- nuisance ground,
- nuisance tax,
Origin of nuisance
Examples from the Web for nuisance
If my legs made me a nuisance, I vowed to become less of one.‘Tracing the Blue Light’: Read Chapter 1 of Eileen Cronin’s ‘Mermaid’|Eileen Cronin|April 8, 2014|DAILY BEAST
Other questions: Should nuisance bears be euthanized if they are serial offenders?
Last year, there were a record 6,726, covering “nuisance” behavior, property damage, injuries to bears, and injuries to humans.
But the Roma remained on the streets of French cities, perceived as a nuisance in many places, a threat in some.
Franz Joseph lit the Hofburg Palace with kerosene lamps and viewed the telephone as a nuisance.Before the Fall: What Did the World Look Like in 1913?|Jacob Heilbrunn|June 9, 2013|DAILY BEAST
Anger or fear is often a nuisance in civilized life, and any strong emotion is apt to disturb mental work or skilled manual work.Psychology|Robert S. Woodworth
But, though few in number, they had already proved a nuisance.Nineteen Centuries of Drink in England|Richard Valpy French
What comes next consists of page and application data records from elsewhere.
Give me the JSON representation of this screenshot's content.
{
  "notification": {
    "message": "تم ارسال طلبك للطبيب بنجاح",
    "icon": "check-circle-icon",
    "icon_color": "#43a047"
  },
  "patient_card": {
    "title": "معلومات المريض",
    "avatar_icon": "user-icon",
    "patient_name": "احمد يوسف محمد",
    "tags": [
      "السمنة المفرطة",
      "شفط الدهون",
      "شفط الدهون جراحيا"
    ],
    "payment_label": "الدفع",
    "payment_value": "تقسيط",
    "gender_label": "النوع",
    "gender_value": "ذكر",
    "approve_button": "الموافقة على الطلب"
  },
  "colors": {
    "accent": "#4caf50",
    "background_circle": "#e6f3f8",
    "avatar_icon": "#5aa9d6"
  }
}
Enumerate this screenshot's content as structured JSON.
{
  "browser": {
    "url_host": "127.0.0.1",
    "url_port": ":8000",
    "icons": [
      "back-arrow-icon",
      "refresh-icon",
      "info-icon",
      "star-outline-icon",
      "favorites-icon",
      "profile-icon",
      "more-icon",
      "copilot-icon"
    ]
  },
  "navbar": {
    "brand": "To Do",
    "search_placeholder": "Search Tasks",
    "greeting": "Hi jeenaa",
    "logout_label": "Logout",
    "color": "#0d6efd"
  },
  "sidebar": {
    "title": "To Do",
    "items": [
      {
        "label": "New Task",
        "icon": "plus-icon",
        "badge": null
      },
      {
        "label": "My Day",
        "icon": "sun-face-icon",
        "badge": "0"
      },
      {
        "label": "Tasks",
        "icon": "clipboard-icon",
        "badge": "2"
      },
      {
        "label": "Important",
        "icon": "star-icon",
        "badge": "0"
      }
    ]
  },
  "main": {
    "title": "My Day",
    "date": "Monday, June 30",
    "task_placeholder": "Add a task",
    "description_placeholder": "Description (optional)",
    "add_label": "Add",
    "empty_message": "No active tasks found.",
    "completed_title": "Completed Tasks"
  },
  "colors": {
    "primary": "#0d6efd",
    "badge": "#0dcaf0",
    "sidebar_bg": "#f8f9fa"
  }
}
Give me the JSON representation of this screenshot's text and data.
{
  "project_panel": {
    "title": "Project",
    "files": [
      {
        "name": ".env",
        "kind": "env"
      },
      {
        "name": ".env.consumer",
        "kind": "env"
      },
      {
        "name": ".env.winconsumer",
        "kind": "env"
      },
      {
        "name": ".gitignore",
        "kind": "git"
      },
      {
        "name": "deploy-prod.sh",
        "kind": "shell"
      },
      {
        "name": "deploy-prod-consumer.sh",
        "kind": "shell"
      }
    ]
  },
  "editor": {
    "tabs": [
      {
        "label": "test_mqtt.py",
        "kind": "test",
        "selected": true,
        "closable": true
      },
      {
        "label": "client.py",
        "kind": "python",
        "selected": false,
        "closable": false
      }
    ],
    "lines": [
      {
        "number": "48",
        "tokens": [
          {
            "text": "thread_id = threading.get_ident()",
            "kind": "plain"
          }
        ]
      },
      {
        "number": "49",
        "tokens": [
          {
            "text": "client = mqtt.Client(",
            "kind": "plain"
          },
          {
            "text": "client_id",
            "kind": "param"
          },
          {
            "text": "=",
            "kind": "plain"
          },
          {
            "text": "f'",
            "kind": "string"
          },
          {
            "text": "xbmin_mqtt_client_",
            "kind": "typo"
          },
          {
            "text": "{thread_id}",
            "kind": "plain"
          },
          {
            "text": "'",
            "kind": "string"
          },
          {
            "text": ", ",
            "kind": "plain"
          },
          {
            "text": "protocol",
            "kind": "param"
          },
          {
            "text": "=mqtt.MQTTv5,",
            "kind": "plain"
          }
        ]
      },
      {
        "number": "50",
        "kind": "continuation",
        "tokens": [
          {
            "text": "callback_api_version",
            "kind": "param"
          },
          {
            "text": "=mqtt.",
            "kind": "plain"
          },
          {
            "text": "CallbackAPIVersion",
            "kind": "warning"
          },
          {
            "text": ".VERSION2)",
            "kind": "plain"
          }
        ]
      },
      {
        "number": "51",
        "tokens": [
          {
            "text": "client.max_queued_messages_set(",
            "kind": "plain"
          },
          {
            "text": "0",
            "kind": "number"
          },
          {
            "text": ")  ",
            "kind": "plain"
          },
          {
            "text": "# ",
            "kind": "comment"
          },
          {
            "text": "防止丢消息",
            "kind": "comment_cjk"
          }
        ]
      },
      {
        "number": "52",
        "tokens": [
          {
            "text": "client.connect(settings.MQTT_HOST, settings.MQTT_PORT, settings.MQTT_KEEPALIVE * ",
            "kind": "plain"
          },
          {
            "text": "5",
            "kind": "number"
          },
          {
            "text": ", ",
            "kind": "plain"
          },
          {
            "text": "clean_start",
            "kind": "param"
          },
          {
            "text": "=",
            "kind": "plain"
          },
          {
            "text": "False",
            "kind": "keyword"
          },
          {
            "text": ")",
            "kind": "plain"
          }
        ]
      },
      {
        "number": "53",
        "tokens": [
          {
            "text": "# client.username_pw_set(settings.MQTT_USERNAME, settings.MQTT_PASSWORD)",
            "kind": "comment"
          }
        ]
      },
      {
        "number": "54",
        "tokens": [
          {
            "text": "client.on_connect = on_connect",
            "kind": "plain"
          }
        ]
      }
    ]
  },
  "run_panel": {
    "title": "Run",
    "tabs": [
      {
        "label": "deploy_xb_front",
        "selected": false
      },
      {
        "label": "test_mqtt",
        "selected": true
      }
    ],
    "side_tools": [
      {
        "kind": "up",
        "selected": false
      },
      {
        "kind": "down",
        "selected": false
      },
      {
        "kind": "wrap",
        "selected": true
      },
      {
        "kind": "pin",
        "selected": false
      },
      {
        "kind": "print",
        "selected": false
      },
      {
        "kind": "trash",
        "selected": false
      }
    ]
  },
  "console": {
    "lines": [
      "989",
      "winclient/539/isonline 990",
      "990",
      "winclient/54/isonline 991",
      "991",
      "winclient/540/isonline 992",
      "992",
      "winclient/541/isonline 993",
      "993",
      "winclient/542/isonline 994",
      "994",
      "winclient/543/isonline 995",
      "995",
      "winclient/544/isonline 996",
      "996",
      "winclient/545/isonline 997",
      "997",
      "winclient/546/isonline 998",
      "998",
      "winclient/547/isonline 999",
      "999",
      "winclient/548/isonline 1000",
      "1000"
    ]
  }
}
Often, however, this ability is a disadvantage, because the plants are prone to spread and become a nuisance unless watched.
Without the peaceable spirit it only renders its possessor a bully and a nuisance.The Big Otter|R.M. Ballantyne
It's a nuisance to have to give ourselves away, but I can't see anything for it but to knock and get the window opened.The Girls of St. Cyprian's|Angela Brazil
- a person or thing that causes annoyance or bother
- (as modifier)nuisance calls
Word Origin for nuisance
c.1400, "injury, hurt, harm," from Anglo-French nusaunce, Old French nuisance "harm, wrong, damage," from past participle stem of nuire "to harm," from Latin nocere "to hurt" (see noxious). Sense has softened over time, to "anything obnoxious to a community" (bad smells, pests, eyesores), 1660s, then "source of annoyance, something personally disagreeable" (1831). Applied to persons from 1690s.
see make a nuisance of oneself.